I know I'm jumping into the lion's den here, but I came invited!

This article says that the Senate is supporting tax cuts and that they shouldn't be -- I don't believe the Senate is actually considering any tax cuts. If the budget is $2 million higher this year, how can that be considered a cut?


I'm kinda slammed today too after spending the morning on the computer, but I'll try to read this and join in the conversation in a bit. If you are brave enough to jump into the "lion's den" here, then you are welcome any time. Even I'll be nice...promise.

Vote Democratic! The ass you save may be your own.

Sales Tax "Cut."

On the sales tax (per the link), 5 years ago they temporarily raised the tax. Each year they have to re-vote to raise the sales tax yet again.
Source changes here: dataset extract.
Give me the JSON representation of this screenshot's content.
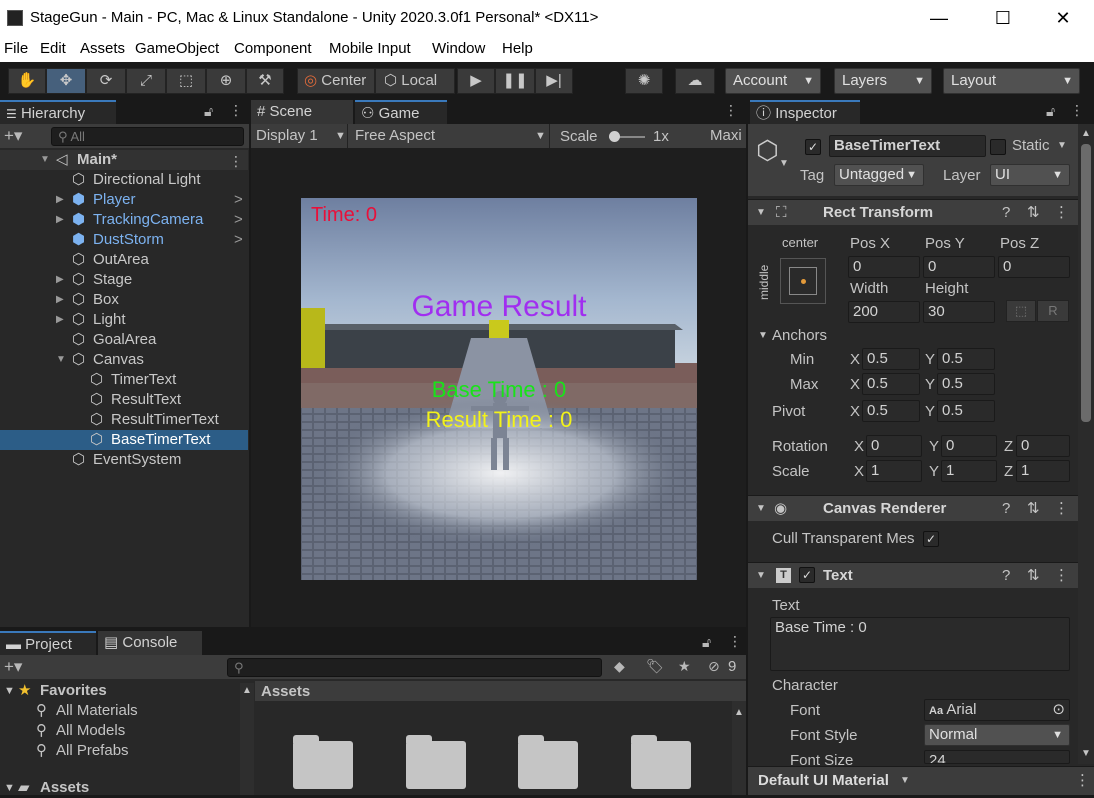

If they do NOTHING, the sales tax rate (with the exception of Mecklenburg) across the state will be 6.5%. They are proposing the sales tax rate be 6.75%. The only way I see that is an increase.